* [DATA SHOWN]
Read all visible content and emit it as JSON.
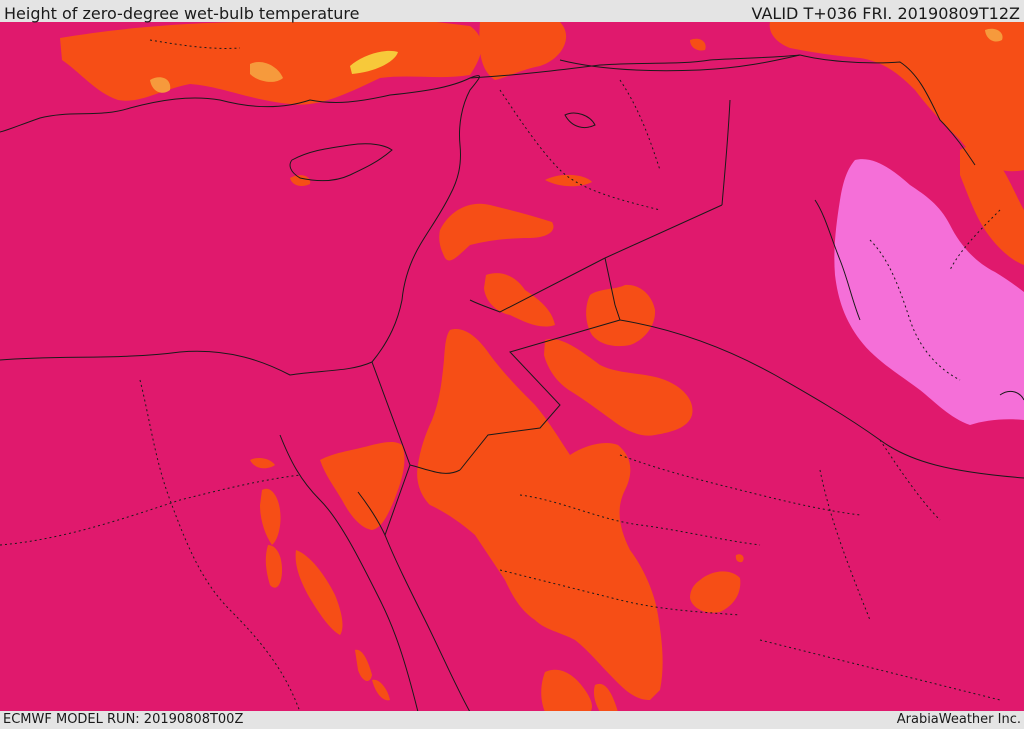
{
  "header": {
    "title": "Height of zero-degree wet-bulb temperature",
    "valid": "VALID T+036 FRI. 20190809T12Z"
  },
  "footer": {
    "model_run": "ECMWF MODEL RUN: 20190808T00Z",
    "credit": "ArabiaWeather Inc."
  },
  "colors": {
    "base_magenta": "#e0196d",
    "orange": "#f64e16",
    "light_orange": "#f69a3c",
    "yellow": "#f7c93a",
    "pink": "#f56fd8",
    "borders": "#1a1a1a"
  }
}
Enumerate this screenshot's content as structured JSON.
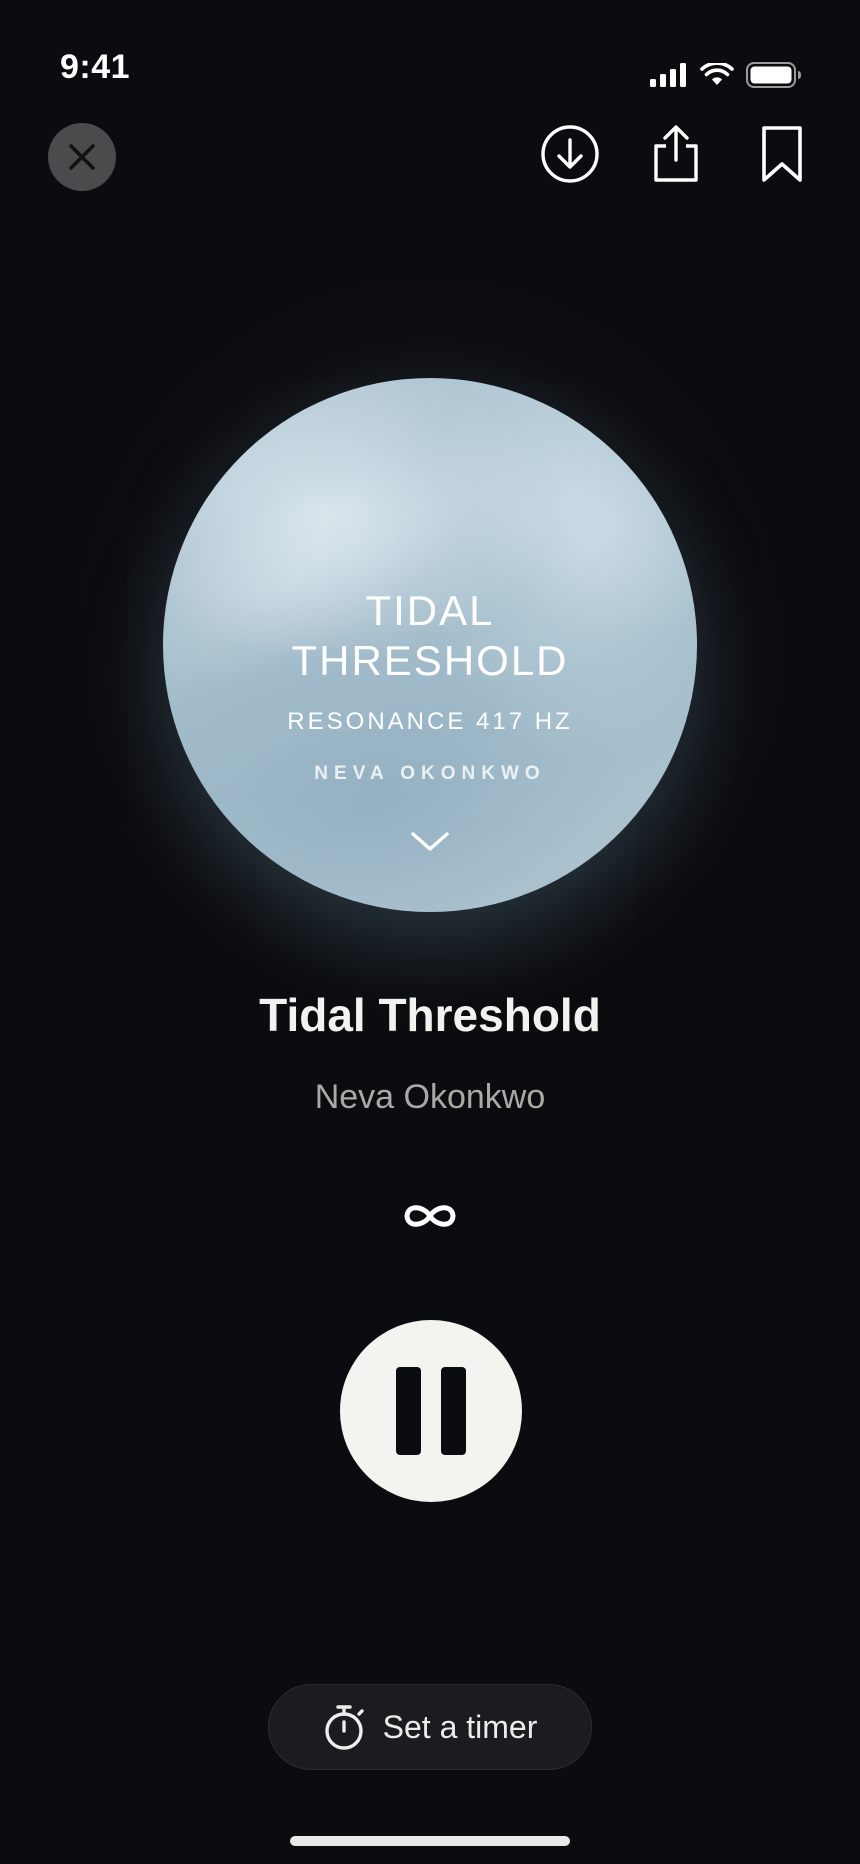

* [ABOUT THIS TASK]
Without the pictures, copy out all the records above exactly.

* [ANSWER AREA]
Read all visible content and emit it as JSON.
{
  "header": {
    "title": "Height of zero-degree wet-bulb temperature",
    "valid": "VALID T+036 FRI. 20190809T12Z"
  },
  "footer": {
    "model_run": "ECMWF MODEL RUN: 20190808T00Z",
    "credit": "ArabiaWeather Inc."
  },
  "colors": {
    "base_magenta": "#e0196d",
    "orange": "#f64e16",
    "light_orange": "#f69a3c",
    "yellow": "#f7c93a",
    "pink": "#f56fd8",
    "borders": "#1a1a1a"
  }
}
Enumerate this screenshot's content as structured JSON.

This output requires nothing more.